In the past 30 years, however, the area under cultivation at Navelli has been heavily reduced, due to socioeconomic factors (population shift from the countryside, an increase in service industries, etc.) reaching an all-time low in 1976 of 3.5 ha, and producing only 20 kg of saffron. In the past few years there has been a revival in cultivation, with production reaching 40 kg of dry saffron from 1985–1987 (cultivation area 6 ha), and in 1988–1995, production exceeded 80 kg from an area of around 8–9 ha.

Both the surface cultivated and the production of dry stigmas are modest as compared to Spain (2864 ha; 12.9 tons in 1983) and Greece (860 ha; 3.7 tons in 1988). However, even though the quantity of saffron produced in Navelli is small, it merits the highest consideration, because of the bioagronomic characteristics of its germplasm, its outstanding organoleptic qualities for cooking and food preparation, and the fact that it represents a source of income for the few remaining saffron growers at Piano di Navelli. Throughout history, Navelli saffron has overcome crises in production of a far more serious nature than any known today (in 1646, during the Spanish domination, production almost ceased and only three pounds were produced vs. 12 thousand, 200 years earlier. This was because a decree issued by the viceroy gave foreign buyers the exclusive right to set prices).

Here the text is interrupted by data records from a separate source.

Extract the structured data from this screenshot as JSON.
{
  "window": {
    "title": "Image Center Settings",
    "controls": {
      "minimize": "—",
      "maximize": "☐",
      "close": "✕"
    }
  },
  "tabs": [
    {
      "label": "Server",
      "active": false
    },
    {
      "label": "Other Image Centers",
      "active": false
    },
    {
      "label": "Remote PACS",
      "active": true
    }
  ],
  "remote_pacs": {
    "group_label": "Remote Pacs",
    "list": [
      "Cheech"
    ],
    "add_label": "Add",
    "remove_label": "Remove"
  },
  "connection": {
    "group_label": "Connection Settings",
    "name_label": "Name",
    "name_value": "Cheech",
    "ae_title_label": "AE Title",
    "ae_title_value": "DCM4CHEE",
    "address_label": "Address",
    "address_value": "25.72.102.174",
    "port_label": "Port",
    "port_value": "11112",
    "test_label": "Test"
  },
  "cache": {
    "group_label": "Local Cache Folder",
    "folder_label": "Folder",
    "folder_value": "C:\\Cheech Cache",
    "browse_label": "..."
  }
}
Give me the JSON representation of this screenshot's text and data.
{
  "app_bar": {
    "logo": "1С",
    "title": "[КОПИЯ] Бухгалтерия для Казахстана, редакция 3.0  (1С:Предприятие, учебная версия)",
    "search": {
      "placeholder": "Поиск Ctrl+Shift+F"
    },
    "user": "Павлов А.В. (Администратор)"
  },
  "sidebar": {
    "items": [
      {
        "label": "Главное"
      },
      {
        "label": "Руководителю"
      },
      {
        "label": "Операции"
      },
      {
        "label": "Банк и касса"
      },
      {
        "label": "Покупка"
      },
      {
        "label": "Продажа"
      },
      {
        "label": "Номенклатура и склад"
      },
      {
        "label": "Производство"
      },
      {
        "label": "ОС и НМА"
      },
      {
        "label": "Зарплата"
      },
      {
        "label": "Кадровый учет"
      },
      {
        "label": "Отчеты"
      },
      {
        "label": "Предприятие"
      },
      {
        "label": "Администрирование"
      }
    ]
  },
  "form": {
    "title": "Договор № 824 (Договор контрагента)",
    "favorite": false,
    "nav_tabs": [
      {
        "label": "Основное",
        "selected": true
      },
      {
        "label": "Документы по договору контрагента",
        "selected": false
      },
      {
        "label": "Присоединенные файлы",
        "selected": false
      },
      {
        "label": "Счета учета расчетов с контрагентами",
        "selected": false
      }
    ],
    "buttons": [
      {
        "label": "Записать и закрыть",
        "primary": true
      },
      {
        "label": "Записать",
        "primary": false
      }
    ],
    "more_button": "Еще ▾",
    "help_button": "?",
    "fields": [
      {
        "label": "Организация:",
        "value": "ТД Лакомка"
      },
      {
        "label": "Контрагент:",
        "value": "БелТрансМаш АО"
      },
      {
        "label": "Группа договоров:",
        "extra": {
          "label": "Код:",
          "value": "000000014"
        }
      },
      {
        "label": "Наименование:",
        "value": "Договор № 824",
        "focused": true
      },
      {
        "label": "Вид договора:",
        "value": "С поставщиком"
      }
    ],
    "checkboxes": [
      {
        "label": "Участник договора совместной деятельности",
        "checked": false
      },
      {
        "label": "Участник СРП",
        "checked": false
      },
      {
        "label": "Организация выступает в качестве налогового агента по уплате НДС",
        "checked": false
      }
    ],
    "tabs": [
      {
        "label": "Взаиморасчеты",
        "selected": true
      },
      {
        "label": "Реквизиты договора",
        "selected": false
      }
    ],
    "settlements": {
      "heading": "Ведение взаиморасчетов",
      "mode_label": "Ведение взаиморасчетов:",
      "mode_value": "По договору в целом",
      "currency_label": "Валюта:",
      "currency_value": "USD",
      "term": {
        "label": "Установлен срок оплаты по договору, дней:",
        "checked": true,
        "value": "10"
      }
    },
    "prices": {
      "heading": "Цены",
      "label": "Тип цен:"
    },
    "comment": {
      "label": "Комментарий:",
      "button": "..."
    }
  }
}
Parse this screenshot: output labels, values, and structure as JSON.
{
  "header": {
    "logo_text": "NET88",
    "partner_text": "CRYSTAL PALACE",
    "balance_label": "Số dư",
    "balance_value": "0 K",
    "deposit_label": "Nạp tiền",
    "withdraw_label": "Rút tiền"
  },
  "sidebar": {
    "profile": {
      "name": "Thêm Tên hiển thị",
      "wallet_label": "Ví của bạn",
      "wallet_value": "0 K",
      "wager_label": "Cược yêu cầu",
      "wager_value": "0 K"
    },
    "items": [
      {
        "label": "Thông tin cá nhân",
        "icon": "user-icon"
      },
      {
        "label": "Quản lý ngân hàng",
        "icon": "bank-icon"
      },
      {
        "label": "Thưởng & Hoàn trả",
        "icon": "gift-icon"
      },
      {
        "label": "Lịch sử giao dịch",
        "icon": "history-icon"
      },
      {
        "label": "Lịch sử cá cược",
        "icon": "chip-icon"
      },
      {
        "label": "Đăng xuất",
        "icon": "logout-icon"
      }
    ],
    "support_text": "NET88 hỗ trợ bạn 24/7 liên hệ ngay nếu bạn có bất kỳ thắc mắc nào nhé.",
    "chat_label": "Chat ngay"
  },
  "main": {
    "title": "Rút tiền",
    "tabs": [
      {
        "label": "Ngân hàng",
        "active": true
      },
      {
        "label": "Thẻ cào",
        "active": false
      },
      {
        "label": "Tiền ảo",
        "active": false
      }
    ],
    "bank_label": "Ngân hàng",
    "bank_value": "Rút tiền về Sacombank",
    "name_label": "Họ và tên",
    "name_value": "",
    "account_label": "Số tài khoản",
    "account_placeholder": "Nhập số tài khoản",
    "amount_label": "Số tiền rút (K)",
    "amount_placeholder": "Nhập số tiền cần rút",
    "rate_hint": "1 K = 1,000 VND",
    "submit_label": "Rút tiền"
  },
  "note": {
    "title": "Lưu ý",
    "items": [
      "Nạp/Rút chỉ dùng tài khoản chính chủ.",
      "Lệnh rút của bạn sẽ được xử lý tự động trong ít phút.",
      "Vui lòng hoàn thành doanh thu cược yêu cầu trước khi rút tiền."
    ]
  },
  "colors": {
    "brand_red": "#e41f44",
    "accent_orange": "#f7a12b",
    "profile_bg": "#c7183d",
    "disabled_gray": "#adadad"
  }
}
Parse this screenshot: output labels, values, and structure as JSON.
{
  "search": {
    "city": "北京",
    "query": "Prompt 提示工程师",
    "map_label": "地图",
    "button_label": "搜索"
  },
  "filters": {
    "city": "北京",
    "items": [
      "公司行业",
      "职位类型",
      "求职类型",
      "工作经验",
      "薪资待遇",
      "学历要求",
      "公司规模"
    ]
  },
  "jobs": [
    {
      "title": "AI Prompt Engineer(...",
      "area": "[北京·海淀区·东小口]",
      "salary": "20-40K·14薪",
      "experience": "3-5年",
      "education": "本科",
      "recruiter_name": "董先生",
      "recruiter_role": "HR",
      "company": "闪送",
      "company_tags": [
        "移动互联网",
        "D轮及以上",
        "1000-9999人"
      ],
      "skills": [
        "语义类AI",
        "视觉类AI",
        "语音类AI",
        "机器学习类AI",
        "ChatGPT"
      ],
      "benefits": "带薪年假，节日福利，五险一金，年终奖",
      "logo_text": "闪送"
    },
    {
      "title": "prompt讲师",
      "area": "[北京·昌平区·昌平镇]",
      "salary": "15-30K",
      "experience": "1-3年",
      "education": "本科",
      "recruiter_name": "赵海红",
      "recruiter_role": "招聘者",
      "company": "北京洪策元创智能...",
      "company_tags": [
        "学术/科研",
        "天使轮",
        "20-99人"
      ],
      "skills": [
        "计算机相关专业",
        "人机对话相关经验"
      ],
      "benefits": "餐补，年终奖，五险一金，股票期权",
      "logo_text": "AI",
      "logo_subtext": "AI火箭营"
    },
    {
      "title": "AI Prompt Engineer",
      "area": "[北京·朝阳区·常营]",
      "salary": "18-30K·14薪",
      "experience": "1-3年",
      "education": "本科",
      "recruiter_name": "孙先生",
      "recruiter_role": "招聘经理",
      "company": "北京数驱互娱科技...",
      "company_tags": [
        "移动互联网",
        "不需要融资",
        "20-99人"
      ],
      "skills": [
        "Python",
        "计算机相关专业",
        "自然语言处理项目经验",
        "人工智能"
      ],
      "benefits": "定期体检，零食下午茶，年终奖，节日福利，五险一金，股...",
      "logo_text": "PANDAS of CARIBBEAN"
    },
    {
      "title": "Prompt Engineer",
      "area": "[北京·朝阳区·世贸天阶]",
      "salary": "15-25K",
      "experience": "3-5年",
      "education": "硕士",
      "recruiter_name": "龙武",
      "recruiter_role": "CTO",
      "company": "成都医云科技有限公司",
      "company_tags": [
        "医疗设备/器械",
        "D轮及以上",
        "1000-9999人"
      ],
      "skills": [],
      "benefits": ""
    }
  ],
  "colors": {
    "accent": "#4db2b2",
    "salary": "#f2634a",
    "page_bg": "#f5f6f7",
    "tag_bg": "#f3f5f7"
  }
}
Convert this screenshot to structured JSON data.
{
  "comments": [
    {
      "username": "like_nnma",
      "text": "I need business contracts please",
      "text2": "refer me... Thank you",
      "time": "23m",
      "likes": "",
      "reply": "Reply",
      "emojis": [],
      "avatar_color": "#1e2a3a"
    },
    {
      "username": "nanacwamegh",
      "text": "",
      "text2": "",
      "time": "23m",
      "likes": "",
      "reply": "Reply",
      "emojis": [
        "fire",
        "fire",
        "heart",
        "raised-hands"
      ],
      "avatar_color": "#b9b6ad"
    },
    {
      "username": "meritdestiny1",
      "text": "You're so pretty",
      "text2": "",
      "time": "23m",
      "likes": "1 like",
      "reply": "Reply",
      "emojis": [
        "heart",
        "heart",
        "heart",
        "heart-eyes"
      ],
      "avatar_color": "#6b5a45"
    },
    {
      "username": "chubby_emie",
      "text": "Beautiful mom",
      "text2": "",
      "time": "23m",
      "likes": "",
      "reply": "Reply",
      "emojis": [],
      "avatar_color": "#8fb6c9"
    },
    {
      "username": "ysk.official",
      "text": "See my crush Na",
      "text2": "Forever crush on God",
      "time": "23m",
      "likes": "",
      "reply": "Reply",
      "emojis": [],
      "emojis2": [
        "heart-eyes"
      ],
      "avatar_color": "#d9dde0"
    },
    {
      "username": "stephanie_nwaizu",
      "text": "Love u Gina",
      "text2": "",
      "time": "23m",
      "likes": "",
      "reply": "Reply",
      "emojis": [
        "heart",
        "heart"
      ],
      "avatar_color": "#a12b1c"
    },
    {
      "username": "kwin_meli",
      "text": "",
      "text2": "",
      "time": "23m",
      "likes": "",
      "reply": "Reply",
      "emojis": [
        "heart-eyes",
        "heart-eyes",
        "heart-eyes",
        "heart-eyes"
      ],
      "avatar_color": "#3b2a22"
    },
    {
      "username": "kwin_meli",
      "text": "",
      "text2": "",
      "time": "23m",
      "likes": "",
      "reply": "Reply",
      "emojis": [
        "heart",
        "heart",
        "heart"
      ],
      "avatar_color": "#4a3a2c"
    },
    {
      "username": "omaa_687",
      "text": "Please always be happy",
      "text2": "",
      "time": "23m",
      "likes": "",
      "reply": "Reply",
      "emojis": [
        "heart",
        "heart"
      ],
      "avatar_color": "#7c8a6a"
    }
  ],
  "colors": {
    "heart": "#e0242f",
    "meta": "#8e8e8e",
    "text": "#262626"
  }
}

Techniques of in vitro culture and other innovative methods presently under study (elimination of sterility, hybridization) offer a realistic possibility of the revitalization of saffron cultivation in Navelli. The main purpose of these studies is to make sufficient material available for planting, in particular in view of the interest shown in saffron cultivation by the young, who find it impossible at present to cultivate the plant due to lack of corms.

L’aquila Saffron: A Typical Italian Product

Measurements and statistical biometric comparisons have been made between L’Aquila saffron and that of Krokos (Greece), Pozo Hondo (Spain) and S.Gavino (Cagliari, Sardinia), and an F test (variance analysis) was carried out. Taking into account the significant differences derived from the statistical analysis of the principal characteristics, the high annual yield of stigmas per hectare, their strong colouring power and high safranin content, saffron plants from Navelli (L’Aquila) differ from those cultivated in Spain and Greece. They represent a typical Abruzzo and Italian cultivar which is characterized by the weight of the corm (22.9 g), its diameter (3.23 cm), the annual spice yield (10–12 to 16 kg dry stigmas/ha), and their high safranal content (4%).

This is why we have classified Navelli saffron as Crocus sativus L.cultivar Piano di Navelli — L’Aquila, in honour of the city and district which for five centuries has been the home of saffron cultivation in Italy. This classification guarantees a market for Navelli saffron. Recently (Tammaro 1994), the saffron from Navelli (L’Aquila) was recognized as a typical regional product of the European Community (EC) and a logo for the product’s preservation is being designed.

The above cultivation, in fact, fits the criteria of the European Economic Community (EEC) n. 2081 and 2082 (July 14 1992) rules, i.e.:

(a) strong presence in local historic culture (tradition, local uses and holidays);

(b) a typical geographical localization of production;

(c) high organoleptic quality of the product;

(d) production techniques belonging to an exclusive typology.

At present, saffron in Italy shows little economic value due to the scarce harvest. On the other hand, it is of great scientific importance since it represents a typical Italian cultivar, which has been selected for over the past 500 years. Moreover, saffron is remarkable for the rural tradition of Southern Italy, especially the Abruzzo Region, which has based a certain amount of its economy on this plant for the past few centuries.

 

Selections from the book: “Saffron. Crocus sativus L.”. Edited by Moshe Negbi. Series: “Medicinal and Aromatic Plants — Industrial Profiles”. 1999